The survey pointed out that marginal, small and landless labourers have no assets to mortgage and are dependent mainly on non-institutional loans. Here’s their assessment for 2014-15:
Average debt per farming household: Rs 5,52,064
Marginal farmers (with up to 2.5 acre land): Rs 2,76,83
Small farmers (up to 5 acre): Rs 5,57,338
Semi-medium farmers (up to 10 acres): Rs 6,84,649
Medium farmers (up to 15 acres): Rs 9,35,608
Large farmers:(Rs 16,37,473)
Even landless labourers had an average debt of Rs 68,330 per household, with 80% households indebted. Non-institutional sources lent to 92% of them.
The reason behind the burden
“Since 1970, the agricultural pricing policy has been unfavourable to farmers. Since 1991, the policies of the Centre and the state have resulted in agriculture becoming a loss-making vocation,” Gian Singh told Catch.
MSPs have been non remunerative, and price regulation was left to the unregulated markets, he pointed out. Also, fertiliser prices tripled in the last two years.
As successive governments failed to show interest in research and development, private players stepped in. Today, they are exploiting farmers while supplying seeds and other inputs, Giani Singh said. Ever-increasing costs of farm machinery also spurred farmers in seeking more loans. Also, the major portion of the agro-processing industry is today in the hands of corporates who don’t share benefits with farmers.
The landless labourers are the worst hit and most removed from quality education or healthcare. “They have no repaying capacity and are further drawn into debt,” he said.
In the last couple of years, farmers have been agitating on these issues. Crop failures and less than adequate remuneration for cotton, kinnow and basmati have landed them deeper in a financial mess.
Recently, they concluded a round of agitation, demanding a compensation of Rs 40,000 per acre for the damage to the cotton crop in the Malwa region, besides a compensation of Rs 20,000 for every family of farm labourers. There were reports of 60% of being damaged by a white fly attack and spurious pesticide.
Spurious pesticide, even spurious seeds, have added to farmers’ woes
Farmers who grew PB 1509 variety of paddy, considered to be basmati, had a difficult season as both the state and the central government failed to check a price crash – from Rs 4,500 per quintal in 2014 to a mere Rs 1,700 per quintal this season, despite a 38% cut in production.
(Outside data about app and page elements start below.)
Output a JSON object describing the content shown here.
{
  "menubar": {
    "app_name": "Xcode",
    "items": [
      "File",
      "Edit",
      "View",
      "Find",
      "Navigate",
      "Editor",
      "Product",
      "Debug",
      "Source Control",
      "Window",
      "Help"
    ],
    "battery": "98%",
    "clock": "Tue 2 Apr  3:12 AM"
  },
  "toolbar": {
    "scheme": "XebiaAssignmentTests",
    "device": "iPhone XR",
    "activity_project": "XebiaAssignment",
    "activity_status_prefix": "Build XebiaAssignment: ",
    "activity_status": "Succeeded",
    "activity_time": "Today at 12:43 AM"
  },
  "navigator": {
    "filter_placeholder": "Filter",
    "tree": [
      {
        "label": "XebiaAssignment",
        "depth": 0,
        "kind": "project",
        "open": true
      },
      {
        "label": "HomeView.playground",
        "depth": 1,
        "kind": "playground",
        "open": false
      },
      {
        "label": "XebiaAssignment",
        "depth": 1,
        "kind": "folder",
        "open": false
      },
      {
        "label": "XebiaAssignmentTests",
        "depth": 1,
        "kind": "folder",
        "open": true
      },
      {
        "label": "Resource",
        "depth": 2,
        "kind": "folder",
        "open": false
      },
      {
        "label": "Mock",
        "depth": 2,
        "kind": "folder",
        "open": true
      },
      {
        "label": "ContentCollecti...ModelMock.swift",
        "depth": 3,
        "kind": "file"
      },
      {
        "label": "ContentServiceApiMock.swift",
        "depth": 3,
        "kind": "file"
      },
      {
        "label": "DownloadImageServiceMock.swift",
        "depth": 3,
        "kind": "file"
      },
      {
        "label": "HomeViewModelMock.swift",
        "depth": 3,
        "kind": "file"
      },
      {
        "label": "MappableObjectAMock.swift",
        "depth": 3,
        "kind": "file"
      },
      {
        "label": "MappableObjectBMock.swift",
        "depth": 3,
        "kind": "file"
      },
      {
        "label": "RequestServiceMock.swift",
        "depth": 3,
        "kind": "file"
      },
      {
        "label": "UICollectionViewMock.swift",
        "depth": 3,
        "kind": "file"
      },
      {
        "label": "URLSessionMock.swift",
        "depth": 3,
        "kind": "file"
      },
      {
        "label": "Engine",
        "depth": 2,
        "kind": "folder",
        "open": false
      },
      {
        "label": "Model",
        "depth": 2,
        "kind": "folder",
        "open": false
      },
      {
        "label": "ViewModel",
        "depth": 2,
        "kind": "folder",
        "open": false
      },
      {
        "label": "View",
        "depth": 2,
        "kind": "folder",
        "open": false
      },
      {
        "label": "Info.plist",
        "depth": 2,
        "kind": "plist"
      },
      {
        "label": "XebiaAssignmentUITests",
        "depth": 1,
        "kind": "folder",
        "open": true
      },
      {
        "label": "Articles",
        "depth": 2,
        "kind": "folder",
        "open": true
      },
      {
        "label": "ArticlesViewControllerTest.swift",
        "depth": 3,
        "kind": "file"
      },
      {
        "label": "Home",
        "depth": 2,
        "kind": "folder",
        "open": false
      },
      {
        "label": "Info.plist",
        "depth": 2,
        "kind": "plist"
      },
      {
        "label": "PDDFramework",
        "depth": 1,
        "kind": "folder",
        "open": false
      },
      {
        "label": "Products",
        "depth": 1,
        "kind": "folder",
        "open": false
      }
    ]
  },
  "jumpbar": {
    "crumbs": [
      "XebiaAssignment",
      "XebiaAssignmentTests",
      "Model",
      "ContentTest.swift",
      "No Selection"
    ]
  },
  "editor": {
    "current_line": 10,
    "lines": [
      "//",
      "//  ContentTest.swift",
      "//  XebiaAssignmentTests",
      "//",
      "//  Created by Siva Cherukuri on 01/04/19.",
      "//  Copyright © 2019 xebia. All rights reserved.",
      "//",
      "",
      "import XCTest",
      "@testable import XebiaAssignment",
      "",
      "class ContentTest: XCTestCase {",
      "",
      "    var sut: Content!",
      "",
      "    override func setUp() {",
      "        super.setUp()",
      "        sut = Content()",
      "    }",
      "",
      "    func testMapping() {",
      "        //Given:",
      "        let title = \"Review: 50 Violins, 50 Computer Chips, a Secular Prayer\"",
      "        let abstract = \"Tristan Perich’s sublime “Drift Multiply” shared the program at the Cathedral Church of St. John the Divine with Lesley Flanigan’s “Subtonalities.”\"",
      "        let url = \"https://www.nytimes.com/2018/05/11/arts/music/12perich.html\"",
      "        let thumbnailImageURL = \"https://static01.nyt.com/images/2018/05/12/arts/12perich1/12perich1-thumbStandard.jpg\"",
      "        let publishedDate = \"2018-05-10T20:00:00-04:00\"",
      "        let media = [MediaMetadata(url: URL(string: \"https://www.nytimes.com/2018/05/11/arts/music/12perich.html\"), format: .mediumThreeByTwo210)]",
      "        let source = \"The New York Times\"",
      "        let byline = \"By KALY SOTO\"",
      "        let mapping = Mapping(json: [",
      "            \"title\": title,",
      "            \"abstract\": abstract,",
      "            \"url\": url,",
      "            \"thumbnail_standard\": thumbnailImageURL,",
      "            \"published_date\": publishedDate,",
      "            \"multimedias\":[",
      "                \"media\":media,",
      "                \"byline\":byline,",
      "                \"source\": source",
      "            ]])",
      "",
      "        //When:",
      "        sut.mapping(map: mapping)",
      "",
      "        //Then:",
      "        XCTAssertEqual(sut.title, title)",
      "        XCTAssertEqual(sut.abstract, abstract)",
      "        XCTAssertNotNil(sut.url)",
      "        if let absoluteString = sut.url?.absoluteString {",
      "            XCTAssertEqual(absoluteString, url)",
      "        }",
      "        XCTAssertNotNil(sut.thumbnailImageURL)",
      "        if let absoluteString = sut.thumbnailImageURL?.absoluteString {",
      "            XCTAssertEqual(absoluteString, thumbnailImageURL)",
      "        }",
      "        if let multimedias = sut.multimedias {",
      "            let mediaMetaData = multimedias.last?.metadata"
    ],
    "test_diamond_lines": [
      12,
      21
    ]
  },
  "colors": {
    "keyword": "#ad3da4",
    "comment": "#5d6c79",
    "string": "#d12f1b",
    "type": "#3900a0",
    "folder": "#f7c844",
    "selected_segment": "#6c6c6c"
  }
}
The story is the same for those who farm kinnows, once called the King of Fruit in Punjab. But in the last two years, disgusted farmers uprooted kinnow orchards as prices remained static at Rs 8-9 per kg while input costs kept climbing over the last 10 years. The state had around 42,795 hectare area under the citrus fruit.
Cotton farmers, on the other hand, were rocked by a Rs 1,700 crore pesticide scam last years. The state’s agriculture director Mangal Singh Sandhu was arrested after being indicted by a fact-finding committee set up by Badal to probe spurious pesticide.
Opposition Congress and the Aam Admi Party, though, sought the resignation of Agriculture Minister Tota Singh and a criminal case against him.
The way out
Noted agricultural economist Dr SS Johal wants governments to be more practical while regulating farm debt. “There has to be proper implementation of law … I have been suggesting that a Reconciliation and Settlement Board be set up under a retired judge that cane be approached by an indebted farmer as a last resort,” he told Catch.
Another solution, he said, was to apply a variant of a formula suggested by pre-partition farmer leader and politician Sir Chhotu Ram: any farmer who pays 1.5 times of the sum borrowed taken should have his loan waived off — i.e. he should not be charged for the interest on the loan.
Indebtedness is more in areas where agriculture has progressed and farmers have opted for rotation of crops. They are entitled to bigger loans, which they can’t utilise properly and fall into a debt trap, Johal said.
Farmer leader Sukhwinder Sekhon advocated for the Swaminathan Commission MSP formula: pay farmers 50% over their input costs. Also, Punjab still had no procuring agency and traders continued to dupe farmers, he pointed out.
As successive govts failed to show interest in research and development, private players stepped in
“We have been seeking that interest rates on loans to farmers should not exceed 4%. Now, it is 11-12%, Sekhon said.”
He also pointed out that private sugar mills were yet to to pay Rs 255 crore to sugarcane farmers for the last procurement. “The law says that the mills have to pay an interest on delayed payment, but even the principal amount is outstanding.”
Spurious seeds are also a problem, especially in the Doaba region, where pea seeds supposedly supplied by the National Seeds Corporation never bore fruit. “We are seeking a probe into the matter whether such seeds were supplied to benefit some multi-national firms. Farmers should be compensated for these hybrid seeds that were of no use.”
Edited by Joyjeet Das